A minute passed. Looking in on these two it might have looked like a still-frame shot. Her sister, who now wanted to hear as well, reframed the picture; she leaned in but her position was one foot too far of hearing the two white guys speaking.

Her sister became aware of the Koreans speaking behind her and the hint of Kimchi wafting in the air. But her eyes– they remained glued on the mysterious conversation.

Finally. She broke the silence, “Okay, we can talk now.” As if wanting to move on she didn’t mention what the men had said.

“Wait a second, what were they talking about that was so important you had to stop to listen?” her sister demanded, wanting the conversation to be revealed.

She hesitated, then went on, “Well, I just wanted to make sure that I heard them correctly. One guy said, ‘I’m tired of having to wait two weeks to get sex.'”

“What?!” her sister asked with a little bit of shock.

“Ya, that’s why I had to listen,”  she sighed, her posture now more relaxed, leaning on the the table with her elbows.

“So…explain,” her sister insisted.

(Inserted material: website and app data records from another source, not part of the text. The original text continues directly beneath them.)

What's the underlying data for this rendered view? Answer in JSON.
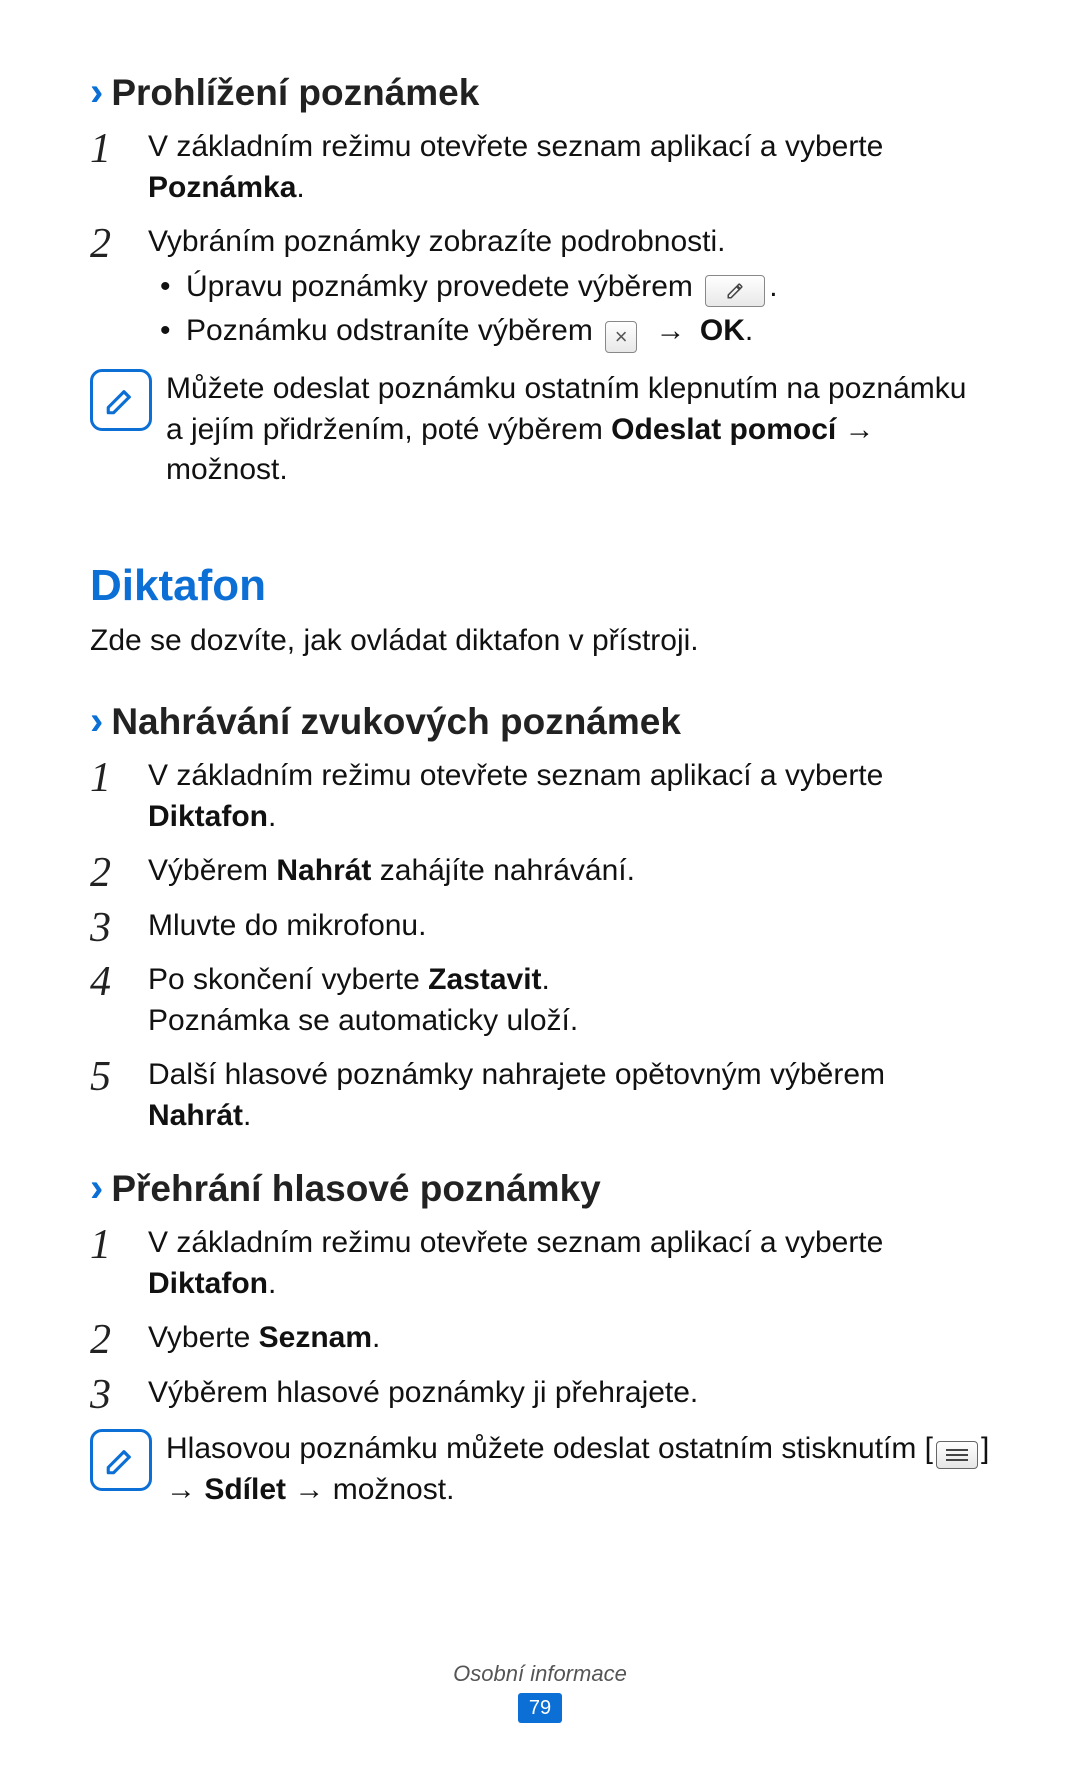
{
  "sections": {
    "view_notes": {
      "title": "Prohlížení poznámek",
      "step1_a": "V základním režimu otevřete seznam aplikací a vyberte ",
      "step1_b": "Poznámka",
      "step1_c": ".",
      "step2": "Vybráním poznámky zobrazíte podrobnosti.",
      "bullet1": "Úpravu poznámky provedete výběrem ",
      "bullet1_end": ".",
      "bullet2_a": "Poznámku odstraníte výběrem ",
      "bullet2_b": " → ",
      "bullet2_c": "OK",
      "bullet2_d": ".",
      "tip_a": "Můžete odeslat poznámku ostatním klepnutím na poznámku a jejím přidržením, poté výběrem ",
      "tip_b": "Odeslat pomocí",
      "tip_c": " → možnost."
    },
    "diktafon": {
      "title": "Diktafon",
      "lead": "Zde se dozvíte, jak ovládat diktafon v přístroji."
    },
    "record": {
      "title": "Nahrávání zvukových poznámek",
      "s1_a": "V základním režimu otevřete seznam aplikací a vyberte ",
      "s1_b": "Diktafon",
      "s1_c": ".",
      "s2_a": "Výběrem ",
      "s2_b": "Nahrát",
      "s2_c": " zahájíte nahrávání.",
      "s3": "Mluvte do mikrofonu.",
      "s4_a": "Po skončení vyberte ",
      "s4_b": "Zastavit",
      "s4_c": ".",
      "s4_d": "Poznámka se automaticky uloží.",
      "s5_a": "Další hlasové poznámky nahrajete opětovným výběrem ",
      "s5_b": "Nahrát",
      "s5_c": "."
    },
    "play": {
      "title": "Přehrání hlasové poznámky",
      "s1_a": "V základním režimu otevřete seznam aplikací a vyberte ",
      "s1_b": "Diktafon",
      "s1_c": ".",
      "s2_a": "Vyberte ",
      "s2_b": "Seznam",
      "s2_c": ".",
      "s3": "Výběrem hlasové poznámky ji přehrajete.",
      "tip_a": "Hlasovou poznámku můžete odeslat ostatním stisknutím [",
      "tip_b": "] → ",
      "tip_c": "Sdílet",
      "tip_d": " → možnost."
    }
  },
  "icons": {
    "close": "×"
  },
  "footer": {
    "section": "Osobní informace",
    "page": "79"
  }
}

She paused, as if collecting her thoughts, “Well, the one guy was griping about Korean women and how it takes him at least two weeks before they’ll sleep with him.” She smoothed back her hair and continued, “He complained about how he couldn’t wait to get back to America where he could sleep with a girl after three dates. He went on and on about how annoyed he was that he couldn’t get sex after three dates.”

“Whoa. Seriously?” her sister said with disbelief and a bit of disgust. Well, maybe with a lot of disgust.

Her eyes rolled with annoyance at the conversation she had heard,”Yup. That’s why I had to listen. I thought I overheard wrong. Oh, but I didn’t.”

There was a bit of a pause in their movement and thoughts. Then, the two sisters picked at their food and changed the topic, almost wishing they hadn’t overheard the men after all.

———

This is a true story that happened to one of my friends (who will remain anonymous). As she relived that experience for me to hear, I couldn’t help but think about this video I saw the other day that came out of the Austin Institute:

Be the Gatekeeper and be a woman of dignity. Be a woman that holds a high standard for pursuit. Your body is not something to just give away. Keep your body for a man who will pursue you, cherish you, and commit to you.

I could go off on a rant, but I think that I’ll let these videos and articles speak for themselves.

Here’s a book that I read when I was in High School that opened my eyes to the world of teen sex all around me.

Here’s an article that I read recently about the legalizing of prostitution in Germany.

There are so many other good resources out there. These are just a few.

Respect your body. You are worth more than a one-night stand. You are worth more than just three dates.

awareness

October 26, 2013

awareness

today i biked 40k to bring awareness to the human trafficking issue in korea and to help raise money for the orphans.
—————–

this morning i helped escort 15 North Korean students to Ara Lock Bike Festival. it was surreal. even though i could not really communicate, it was amazing to think that these students have endured things i probably could not even imagine. and they were coming today. coming to support a great cause. that in itself was enough to stir my heart and give me joy and hope in knowing that God’s plan for this nation has only just begun. HIS heart for reunification and justice for the vulnerable– this is only a small taste of what is to come.

it was a beautiful day! slightly chilly, but perfect for biking. big blue skies, beaming sun. colorful foliage. calming river. laughter. conversation. friends. passion. justice. and just plain fun.

my legs are mush and i know the soreness will sink in by monday, but i feel so alive. totally worth it.

http://www.oaktreeproject.com/
http://www.hopeberestored.org/

morning paper

October 26, 2013

morning paper

what an adorable old man.